The MGIE (MLLM-Guided Image Editing) model was developed by the tech giant with the University of California, and allows users to resize, crop, flip and add filters to photos through text prompts without the need for photo editing software.
The tool can be used with simple and more complex editing tasks, including altering specific objects in a photo to change shape or make them brighter.
The model incorporates two uses of multimodal language models, initially learning how to interpret prompts from a user.
Then, it 'imagines' what the edit would look like practically, such as turning up the brightness on the sky aspect of an image if the user asks for a bluer sky.
Users will simply have to type out what they want to change, and the edit gets made.
The researchers themselves took an image of a pepperoni pizza and typed the prompt "make it more healthy, which added vegetable toppings.
They said in the paper: "Instead of brief but ambiguous guidance, MGIE derives explicit visual-aware intention and leads to reasonable image editing.
"We conduct extensive studies from various editing aspects and demonstrate that our MGIE effectively improves performance while maintaining competitive efficiency.
"We also believe the MLLM-guided framework can contribute to future vision-and-language research."

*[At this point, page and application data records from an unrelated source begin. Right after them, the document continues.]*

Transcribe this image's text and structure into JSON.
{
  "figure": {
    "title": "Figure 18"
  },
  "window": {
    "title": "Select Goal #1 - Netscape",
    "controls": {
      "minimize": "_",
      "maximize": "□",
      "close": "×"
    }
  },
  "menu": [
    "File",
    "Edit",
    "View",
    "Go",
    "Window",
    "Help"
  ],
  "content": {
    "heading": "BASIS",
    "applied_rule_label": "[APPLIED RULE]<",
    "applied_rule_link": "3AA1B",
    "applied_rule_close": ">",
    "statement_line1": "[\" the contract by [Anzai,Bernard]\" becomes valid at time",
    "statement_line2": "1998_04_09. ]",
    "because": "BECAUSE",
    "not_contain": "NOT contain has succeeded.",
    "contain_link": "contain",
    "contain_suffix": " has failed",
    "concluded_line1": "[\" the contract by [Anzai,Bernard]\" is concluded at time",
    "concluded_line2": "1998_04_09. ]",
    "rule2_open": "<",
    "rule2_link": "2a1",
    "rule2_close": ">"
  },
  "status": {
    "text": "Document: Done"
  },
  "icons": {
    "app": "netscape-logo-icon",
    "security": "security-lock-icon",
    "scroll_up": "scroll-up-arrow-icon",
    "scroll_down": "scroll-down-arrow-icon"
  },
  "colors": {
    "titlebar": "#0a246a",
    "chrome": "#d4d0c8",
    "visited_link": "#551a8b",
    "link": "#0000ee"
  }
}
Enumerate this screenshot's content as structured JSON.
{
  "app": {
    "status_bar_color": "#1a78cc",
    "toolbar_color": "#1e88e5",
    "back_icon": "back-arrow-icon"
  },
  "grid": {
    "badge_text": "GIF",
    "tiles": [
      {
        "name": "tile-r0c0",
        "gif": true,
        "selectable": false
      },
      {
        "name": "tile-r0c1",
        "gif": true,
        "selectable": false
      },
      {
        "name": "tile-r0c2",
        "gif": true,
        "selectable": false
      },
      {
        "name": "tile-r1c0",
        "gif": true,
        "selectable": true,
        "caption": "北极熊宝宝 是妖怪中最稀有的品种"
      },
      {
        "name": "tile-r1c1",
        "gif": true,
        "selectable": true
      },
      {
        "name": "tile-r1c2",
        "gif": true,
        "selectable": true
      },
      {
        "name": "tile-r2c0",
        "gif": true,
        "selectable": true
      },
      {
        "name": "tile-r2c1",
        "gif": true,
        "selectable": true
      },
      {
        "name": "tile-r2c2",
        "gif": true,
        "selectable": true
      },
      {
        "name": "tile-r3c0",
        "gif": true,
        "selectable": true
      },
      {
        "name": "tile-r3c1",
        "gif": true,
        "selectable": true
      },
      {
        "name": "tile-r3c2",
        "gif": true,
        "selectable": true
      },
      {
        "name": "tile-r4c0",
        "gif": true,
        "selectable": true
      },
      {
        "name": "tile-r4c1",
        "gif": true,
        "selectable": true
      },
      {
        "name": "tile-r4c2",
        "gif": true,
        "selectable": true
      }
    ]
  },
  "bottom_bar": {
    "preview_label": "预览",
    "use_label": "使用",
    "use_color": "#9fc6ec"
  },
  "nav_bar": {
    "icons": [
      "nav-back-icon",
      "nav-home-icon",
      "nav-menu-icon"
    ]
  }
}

Although Apple have made MGIE available to download through GitHub along with a web demo on Hugging Face Spaces, the company hasn't clarified any plans for the model beyond this research.